CARS ARE GOOD
Some groups have been saying for years that cars are bad. As we will see, that "ain't necessarily so," but it will take some time to undo the bad image that our present automobile-and-highways system has earned.
Americans already drive well over two trillion passenger miles between cities every year, and traffic is escalating rapidly. Between 1970 and 1996 the mileage driven yearly by Americans increased four times faster than the population, twice as fast as the number of licensed drivers, and eighteen times faster than new roads were being built. (Federal Highway Administration Data.) These frightening facts don't make cars bad however. On the contrary, cars must be very good otherwise they wouldn't be so popular and wouldn't be driven so much.
In an attempt to solve traffic congestion problems, politicians, transportation planners, and citizens of the United States and other developed countries routinely propose additional rapid-transit systems. These, as we have seen, have done and can do little to reduce the problems. Some people support transit proposals in order to get other people off the highways so they themselves can drive more easily. I suspect that many transit and environmental advocates drive to where ever they do their advocating rather than take the bus. The system proposed here will let them drive without feeling guilty.
Yes, cars per se are very good, but in today’s world we must have a new kind of car used in a new way in order to solve the problems that have been caused by the overwhelming popularity of the private vehicle.
IT WILL BE DONE
This book does not present dualmode transportation as a suggestion; it is presented as the actual future of transportation. This bold attitude stems from the solid convictions of the author and many other people who have studied dualmode systems.
The Dualmode Transportation System will be built simply because it has so much going for it. It will be built and it will solve most of our transportation problems and reduce many environmental problems. It will be built because we have to have it—there is no other adequate overall solution.
With these assurances some readers who are easily convinced and who have no interest in the details may say, "That will be nice," and stop reading this book. But those who are curious to know more about the guideways, dualmode cars, their control and operation, how the system will affect society, the environmental and energy aspects, the costs, the politics, and when we will build it, have the author’s permission to continue reading.

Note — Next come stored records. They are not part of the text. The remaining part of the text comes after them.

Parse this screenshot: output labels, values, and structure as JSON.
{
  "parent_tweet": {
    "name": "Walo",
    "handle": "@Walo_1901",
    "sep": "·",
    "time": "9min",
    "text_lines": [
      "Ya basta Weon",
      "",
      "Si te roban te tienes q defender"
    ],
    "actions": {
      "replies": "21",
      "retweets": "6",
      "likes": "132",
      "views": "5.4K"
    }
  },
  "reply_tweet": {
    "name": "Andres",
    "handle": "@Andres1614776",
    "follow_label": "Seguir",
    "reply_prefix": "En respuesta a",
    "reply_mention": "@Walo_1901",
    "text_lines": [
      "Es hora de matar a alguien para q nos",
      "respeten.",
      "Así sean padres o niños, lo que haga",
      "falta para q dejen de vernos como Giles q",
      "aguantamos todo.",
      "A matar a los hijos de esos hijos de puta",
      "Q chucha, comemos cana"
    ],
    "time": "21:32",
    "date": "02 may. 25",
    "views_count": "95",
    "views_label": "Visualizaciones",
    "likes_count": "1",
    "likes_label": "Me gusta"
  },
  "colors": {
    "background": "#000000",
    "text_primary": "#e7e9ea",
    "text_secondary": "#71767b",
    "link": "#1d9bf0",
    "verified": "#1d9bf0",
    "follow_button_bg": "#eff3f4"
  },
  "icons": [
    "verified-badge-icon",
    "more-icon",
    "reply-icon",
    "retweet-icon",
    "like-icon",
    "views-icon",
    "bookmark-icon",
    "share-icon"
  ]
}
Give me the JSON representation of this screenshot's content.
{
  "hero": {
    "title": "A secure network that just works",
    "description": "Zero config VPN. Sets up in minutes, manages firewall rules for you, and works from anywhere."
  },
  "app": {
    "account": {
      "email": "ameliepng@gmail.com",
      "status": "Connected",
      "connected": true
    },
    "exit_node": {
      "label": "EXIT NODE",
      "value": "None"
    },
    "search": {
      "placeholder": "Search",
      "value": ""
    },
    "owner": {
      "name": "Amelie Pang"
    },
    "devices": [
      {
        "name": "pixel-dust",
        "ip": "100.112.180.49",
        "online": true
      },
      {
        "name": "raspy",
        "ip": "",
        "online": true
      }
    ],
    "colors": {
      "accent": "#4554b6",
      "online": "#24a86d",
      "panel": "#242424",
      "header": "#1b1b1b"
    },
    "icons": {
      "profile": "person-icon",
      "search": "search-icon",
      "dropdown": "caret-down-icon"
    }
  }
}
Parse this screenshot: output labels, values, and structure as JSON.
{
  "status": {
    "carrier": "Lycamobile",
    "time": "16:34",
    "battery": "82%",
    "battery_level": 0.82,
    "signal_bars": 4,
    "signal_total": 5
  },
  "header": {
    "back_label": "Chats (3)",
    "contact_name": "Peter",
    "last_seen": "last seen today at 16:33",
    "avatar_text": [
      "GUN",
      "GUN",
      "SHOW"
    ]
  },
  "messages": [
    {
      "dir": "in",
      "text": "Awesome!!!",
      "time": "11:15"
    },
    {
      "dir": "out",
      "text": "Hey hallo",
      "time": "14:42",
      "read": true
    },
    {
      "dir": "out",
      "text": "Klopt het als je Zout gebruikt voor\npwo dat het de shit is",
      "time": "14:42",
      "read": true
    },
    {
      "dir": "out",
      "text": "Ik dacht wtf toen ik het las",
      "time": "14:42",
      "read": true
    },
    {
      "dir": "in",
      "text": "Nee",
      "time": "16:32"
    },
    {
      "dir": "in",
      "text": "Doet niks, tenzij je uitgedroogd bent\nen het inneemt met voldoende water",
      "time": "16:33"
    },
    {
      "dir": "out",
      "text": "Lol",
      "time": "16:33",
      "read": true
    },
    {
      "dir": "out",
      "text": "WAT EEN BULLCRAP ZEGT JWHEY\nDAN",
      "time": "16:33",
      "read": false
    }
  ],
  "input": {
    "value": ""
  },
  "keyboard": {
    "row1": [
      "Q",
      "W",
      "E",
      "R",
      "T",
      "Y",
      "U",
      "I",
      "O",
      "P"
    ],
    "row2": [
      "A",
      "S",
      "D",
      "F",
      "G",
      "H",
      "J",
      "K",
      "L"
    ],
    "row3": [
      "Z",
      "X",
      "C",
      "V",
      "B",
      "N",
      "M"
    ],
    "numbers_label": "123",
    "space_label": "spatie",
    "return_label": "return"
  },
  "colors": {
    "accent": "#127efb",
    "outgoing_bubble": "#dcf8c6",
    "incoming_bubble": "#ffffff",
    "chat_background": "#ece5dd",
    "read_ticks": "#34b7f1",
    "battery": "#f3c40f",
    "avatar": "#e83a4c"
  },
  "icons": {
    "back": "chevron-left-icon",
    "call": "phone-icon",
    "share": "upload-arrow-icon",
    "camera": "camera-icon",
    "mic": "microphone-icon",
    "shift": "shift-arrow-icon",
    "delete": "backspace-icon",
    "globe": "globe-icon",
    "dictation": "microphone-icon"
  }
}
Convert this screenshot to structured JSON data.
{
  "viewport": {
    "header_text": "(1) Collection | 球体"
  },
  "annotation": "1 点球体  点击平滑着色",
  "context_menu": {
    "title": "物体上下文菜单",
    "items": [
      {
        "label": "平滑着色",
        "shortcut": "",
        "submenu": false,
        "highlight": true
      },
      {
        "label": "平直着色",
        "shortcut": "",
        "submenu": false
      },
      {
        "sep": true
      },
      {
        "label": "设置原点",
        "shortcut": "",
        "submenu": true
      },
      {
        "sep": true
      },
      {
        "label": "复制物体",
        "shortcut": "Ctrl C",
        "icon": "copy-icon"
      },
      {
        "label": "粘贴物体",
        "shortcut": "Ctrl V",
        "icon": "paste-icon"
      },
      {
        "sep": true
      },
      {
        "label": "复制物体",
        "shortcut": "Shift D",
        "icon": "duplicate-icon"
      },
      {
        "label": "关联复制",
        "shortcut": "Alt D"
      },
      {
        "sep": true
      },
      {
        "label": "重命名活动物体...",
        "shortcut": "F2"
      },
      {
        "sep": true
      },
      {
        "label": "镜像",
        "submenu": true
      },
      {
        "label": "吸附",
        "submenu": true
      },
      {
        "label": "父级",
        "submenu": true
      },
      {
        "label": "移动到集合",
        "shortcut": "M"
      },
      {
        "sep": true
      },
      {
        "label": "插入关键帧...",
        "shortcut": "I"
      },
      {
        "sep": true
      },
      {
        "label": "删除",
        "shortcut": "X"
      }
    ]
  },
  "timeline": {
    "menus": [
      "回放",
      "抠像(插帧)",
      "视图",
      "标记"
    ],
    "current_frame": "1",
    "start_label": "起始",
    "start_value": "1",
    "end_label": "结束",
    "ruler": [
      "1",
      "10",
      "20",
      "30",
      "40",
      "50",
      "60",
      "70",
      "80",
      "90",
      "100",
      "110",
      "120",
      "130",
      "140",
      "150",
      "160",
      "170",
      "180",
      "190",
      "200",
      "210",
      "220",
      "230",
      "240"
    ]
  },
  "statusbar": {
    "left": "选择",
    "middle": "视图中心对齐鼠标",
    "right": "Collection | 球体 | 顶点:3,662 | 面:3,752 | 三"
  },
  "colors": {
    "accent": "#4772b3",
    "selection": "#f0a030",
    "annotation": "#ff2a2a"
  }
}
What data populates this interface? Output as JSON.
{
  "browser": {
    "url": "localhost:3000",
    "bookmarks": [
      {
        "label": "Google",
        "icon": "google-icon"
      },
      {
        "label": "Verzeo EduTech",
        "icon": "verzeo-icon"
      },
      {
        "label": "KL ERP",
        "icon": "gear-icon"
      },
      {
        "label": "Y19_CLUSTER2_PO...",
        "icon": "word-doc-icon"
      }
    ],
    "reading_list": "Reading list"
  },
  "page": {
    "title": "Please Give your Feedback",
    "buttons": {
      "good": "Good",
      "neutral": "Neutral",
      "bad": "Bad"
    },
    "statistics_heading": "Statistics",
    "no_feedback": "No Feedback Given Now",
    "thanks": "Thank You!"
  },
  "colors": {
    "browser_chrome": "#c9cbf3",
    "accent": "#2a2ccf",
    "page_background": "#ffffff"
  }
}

Next: CHAPTER 2
Quotations About Dualmode Transportation
Back to: CONTENTS
Last modified: August 01, 2006